A rider should always be ready for another machine to pass, so they should keep an eye out for machines coming up behind them. Riders won’t slow down or get in the way of a vehicle that is passing them. A slower rider must move out of the way so that the faster rider can pass.

Leaving the Course

1. Riders who leave the course must get back on in a way that is safe and doesn’t give them an advantage. The rider must get back on in the area that is closest and safest. If you don’t follow these steps, the Race Director may give you a penalty or kick you out of the race.

Riders can’t stop on the course of the race. If this has to happen because of a broken part, it is the rider’s job to get the machine off the course. If you don’t help the race officials pick up the downed sled, you may get a DNS score.

Race Finish

If a rider’s machine breaks down before the finish line, the rider can push or pull it across the finish line using only his or her own muscles, and the rider will be considered to have won the race. A rider finishes a race when he or she is still in touch with and in charge of the machine as it crosses the finish line.

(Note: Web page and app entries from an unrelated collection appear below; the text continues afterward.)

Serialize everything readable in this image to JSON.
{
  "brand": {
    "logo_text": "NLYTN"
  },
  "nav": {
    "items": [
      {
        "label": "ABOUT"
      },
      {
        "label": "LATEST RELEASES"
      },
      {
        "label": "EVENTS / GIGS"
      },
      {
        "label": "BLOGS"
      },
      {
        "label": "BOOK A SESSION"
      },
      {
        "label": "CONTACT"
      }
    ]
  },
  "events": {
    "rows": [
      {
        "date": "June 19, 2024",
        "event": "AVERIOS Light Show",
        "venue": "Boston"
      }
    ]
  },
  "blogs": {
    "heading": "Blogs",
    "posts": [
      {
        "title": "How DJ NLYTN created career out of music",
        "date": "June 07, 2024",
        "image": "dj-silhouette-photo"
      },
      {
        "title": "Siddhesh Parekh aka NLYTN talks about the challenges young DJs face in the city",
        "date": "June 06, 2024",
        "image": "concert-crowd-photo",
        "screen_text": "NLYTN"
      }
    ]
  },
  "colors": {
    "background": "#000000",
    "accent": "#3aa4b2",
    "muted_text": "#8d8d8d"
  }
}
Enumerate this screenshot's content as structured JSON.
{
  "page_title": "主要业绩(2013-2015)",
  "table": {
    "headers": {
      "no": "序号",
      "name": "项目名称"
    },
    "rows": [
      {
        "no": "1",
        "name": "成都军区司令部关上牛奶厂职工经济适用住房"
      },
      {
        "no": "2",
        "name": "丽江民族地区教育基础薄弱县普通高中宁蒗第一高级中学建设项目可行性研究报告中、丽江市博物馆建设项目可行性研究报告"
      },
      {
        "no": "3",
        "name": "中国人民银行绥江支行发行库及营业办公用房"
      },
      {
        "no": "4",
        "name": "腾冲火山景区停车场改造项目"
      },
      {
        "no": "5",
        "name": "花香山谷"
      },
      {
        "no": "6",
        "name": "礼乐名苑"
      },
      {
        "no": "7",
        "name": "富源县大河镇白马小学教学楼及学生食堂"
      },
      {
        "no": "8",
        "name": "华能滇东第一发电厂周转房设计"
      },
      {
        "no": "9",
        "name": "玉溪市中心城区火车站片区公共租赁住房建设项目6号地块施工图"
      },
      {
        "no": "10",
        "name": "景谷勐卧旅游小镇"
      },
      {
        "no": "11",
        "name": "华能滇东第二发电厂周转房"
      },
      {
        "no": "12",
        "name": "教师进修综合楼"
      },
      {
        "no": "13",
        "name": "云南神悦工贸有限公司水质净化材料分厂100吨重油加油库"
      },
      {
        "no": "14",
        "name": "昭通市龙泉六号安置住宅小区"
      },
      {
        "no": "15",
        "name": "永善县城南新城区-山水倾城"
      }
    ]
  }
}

Snocross¬†is a great way to have a good time. A family-friendly sport, it’s a great way to spend time together, whether you’re going to the races or just enjoying the sport on the trail. Just like any other sport or activity that requires hard work and practice and sacrifices in order to succeed, racing and being competitive requires a similar level of dedication. So, all that’s left is to get out there, do it, have fun, and put in the effort.